▶ _WHAT TO PRODUCE_: Everything in the listing below except the pictures should be reproduced exactly.

---*---

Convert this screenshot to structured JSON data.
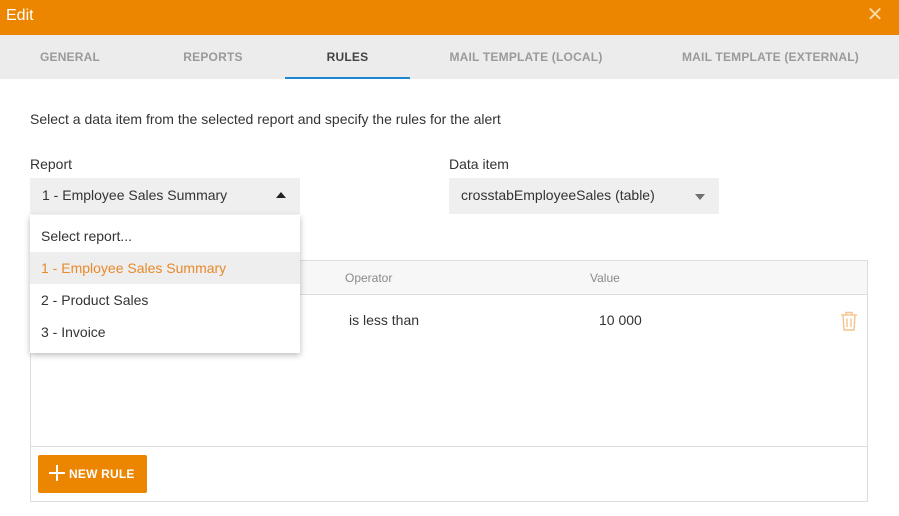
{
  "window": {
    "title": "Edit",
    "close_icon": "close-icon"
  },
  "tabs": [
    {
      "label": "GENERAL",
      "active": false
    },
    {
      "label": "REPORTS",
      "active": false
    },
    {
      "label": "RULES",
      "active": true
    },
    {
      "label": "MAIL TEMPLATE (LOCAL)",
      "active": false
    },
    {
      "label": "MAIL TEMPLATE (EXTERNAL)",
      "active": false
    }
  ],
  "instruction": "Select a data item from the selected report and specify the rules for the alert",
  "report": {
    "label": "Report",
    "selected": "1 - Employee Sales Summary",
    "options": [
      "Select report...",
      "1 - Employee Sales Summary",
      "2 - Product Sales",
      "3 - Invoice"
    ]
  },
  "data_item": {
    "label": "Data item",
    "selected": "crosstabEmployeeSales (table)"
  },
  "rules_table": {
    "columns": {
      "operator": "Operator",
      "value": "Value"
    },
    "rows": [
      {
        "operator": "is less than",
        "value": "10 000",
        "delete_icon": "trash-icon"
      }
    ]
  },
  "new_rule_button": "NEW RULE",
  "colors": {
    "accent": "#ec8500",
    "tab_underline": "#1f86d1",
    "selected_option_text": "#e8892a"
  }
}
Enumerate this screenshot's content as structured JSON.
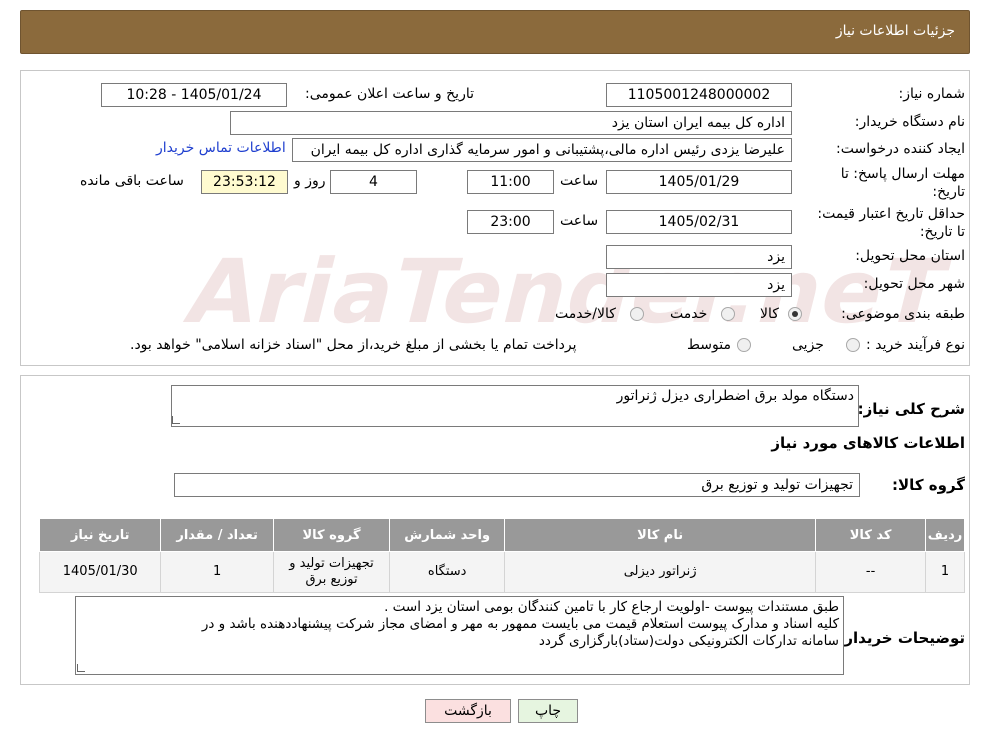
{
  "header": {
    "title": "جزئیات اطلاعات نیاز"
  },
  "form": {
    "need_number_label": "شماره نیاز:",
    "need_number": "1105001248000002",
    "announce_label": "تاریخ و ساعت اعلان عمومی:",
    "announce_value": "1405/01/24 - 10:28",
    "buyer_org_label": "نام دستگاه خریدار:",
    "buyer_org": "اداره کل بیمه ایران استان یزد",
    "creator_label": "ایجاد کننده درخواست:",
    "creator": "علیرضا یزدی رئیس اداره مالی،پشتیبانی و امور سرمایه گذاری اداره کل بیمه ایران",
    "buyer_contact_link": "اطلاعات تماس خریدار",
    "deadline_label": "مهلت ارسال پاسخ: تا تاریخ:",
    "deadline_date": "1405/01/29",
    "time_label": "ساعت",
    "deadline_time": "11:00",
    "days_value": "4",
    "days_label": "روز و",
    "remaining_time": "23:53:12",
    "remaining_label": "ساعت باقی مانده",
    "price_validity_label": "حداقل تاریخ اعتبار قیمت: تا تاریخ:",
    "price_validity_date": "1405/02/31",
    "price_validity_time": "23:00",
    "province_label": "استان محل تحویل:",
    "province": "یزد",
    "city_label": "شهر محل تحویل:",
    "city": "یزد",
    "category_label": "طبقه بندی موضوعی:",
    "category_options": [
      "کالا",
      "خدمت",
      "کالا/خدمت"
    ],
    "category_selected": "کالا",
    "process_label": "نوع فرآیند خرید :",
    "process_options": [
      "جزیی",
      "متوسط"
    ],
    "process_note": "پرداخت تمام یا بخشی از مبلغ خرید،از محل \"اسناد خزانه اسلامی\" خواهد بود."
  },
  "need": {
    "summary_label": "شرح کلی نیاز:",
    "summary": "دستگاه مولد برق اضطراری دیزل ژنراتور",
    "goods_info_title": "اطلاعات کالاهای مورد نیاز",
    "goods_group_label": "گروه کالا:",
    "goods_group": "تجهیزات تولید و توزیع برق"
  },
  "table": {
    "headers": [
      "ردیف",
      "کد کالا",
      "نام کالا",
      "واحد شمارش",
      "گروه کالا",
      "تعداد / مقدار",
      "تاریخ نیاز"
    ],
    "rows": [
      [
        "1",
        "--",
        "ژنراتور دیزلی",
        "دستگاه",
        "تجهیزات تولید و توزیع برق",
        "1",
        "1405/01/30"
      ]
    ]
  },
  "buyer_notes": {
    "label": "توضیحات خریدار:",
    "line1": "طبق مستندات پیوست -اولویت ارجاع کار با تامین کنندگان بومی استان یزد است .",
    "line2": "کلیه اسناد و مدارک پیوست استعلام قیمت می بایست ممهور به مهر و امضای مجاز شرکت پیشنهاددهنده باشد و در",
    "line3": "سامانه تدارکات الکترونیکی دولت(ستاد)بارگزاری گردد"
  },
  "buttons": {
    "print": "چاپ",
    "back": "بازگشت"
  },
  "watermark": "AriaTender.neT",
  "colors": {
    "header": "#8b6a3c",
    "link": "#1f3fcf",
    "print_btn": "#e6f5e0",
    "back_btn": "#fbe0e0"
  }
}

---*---

▶ _RESPONSE TO THIS TASK_:
Convert this screenshot to structured JSON data.
{
  "window": {
    "title": "Edit",
    "close_icon": "close-icon"
  },
  "tabs": [
    {
      "label": "GENERAL",
      "active": false
    },
    {
      "label": "REPORTS",
      "active": false
    },
    {
      "label": "RULES",
      "active": true
    },
    {
      "label": "MAIL TEMPLATE (LOCAL)",
      "active": false
    },
    {
      "label": "MAIL TEMPLATE (EXTERNAL)",
      "active": false
    }
  ],
  "instruction": "Select a data item from the selected report and specify the rules for the alert",
  "report": {
    "label": "Report",
    "selected": "1 - Employee Sales Summary",
    "options": [
      "Select report...",
      "1 - Employee Sales Summary",
      "2 - Product Sales",
      "3 - Invoice"
    ]
  },
  "data_item": {
    "label": "Data item",
    "selected": "crosstabEmployeeSales (table)"
  },
  "rules_table": {
    "columns": {
      "operator": "Operator",
      "value": "Value"
    },
    "rows": [
      {
        "operator": "is less than",
        "value": "10 000",
        "delete_icon": "trash-icon"
      }
    ]
  },
  "new_rule_button": "NEW RULE",
  "colors": {
    "accent": "#ec8500",
    "tab_underline": "#1f86d1",
    "selected_option_text": "#e8892a"
  }
}
Enumerate this screenshot's content as structured JSON.
{
  "header": {
    "title": "جزئیات اطلاعات نیاز"
  },
  "form": {
    "need_number_label": "شماره نیاز:",
    "need_number": "1105001248000002",
    "announce_label": "تاریخ و ساعت اعلان عمومی:",
    "announce_value": "1405/01/24 - 10:28",
    "buyer_org_label": "نام دستگاه خریدار:",
    "buyer_org": "اداره کل بیمه ایران استان یزد",
    "creator_label": "ایجاد کننده درخواست:",
    "creator": "علیرضا یزدی رئیس اداره مالی،پشتیبانی و امور سرمایه گذاری اداره کل بیمه ایران",
    "buyer_contact_link": "اطلاعات تماس خریدار",
    "deadline_label": "مهلت ارسال پاسخ: تا تاریخ:",
    "deadline_date": "1405/01/29",
    "time_label": "ساعت",
    "deadline_time": "11:00",
    "days_value": "4",
    "days_label": "روز و",
    "remaining_time": "23:53:12",
    "remaining_label": "ساعت باقی مانده",
    "price_validity_label": "حداقل تاریخ اعتبار قیمت: تا تاریخ:",
    "price_validity_date": "1405/02/31",
    "price_validity_time": "23:00",
    "province_label": "استان محل تحویل:",
    "province": "یزد",
    "city_label": "شهر محل تحویل:",
    "city": "یزد",
    "category_label": "طبقه بندی موضوعی:",
    "category_options": [
      "کالا",
      "خدمت",
      "کالا/خدمت"
    ],
    "category_selected": "کالا",
    "process_label": "نوع فرآیند خرید :",
    "process_options": [
      "جزیی",
      "متوسط"
    ],
    "process_note": "پرداخت تمام یا بخشی از مبلغ خرید،از محل \"اسناد خزانه اسلامی\" خواهد بود."
  },
  "need": {
    "summary_label": "شرح کلی نیاز:",
    "summary": "دستگاه مولد برق اضطراری دیزل ژنراتور",
    "goods_info_title": "اطلاعات کالاهای مورد نیاز",
    "goods_group_label": "گروه کالا:",
    "goods_group": "تجهیزات تولید و توزیع برق"
  },
  "table": {
    "headers": [
      "ردیف",
      "کد کالا",
      "نام کالا",
      "واحد شمارش",
      "گروه کالا",
      "تعداد / مقدار",
      "تاریخ نیاز"
    ],
    "rows": [
      [
        "1",
        "--",
        "ژنراتور دیزلی",
        "دستگاه",
        "تجهیزات تولید و توزیع برق",
        "1",
        "1405/01/30"
      ]
    ]
  },
  "buyer_notes": {
    "label": "توضیحات خریدار:",
    "line1": "طبق مستندات پیوست -اولویت ارجاع کار با تامین کنندگان بومی استان یزد است .",
    "line2": "کلیه اسناد و مدارک پیوست استعلام قیمت می بایست ممهور به مهر و امضای مجاز شرکت پیشنهاددهنده باشد و در",
    "line3": "سامانه تدارکات الکترونیکی دولت(ستاد)بارگزاری گردد"
  },
  "buttons": {
    "print": "چاپ",
    "back": "بازگشت"
  },
  "watermark": "AriaTender.neT",
  "colors": {
    "header": "#8b6a3c",
    "link": "#1f3fcf",
    "print_btn": "#e6f5e0",
    "back_btn": "#fbe0e0"
  }
}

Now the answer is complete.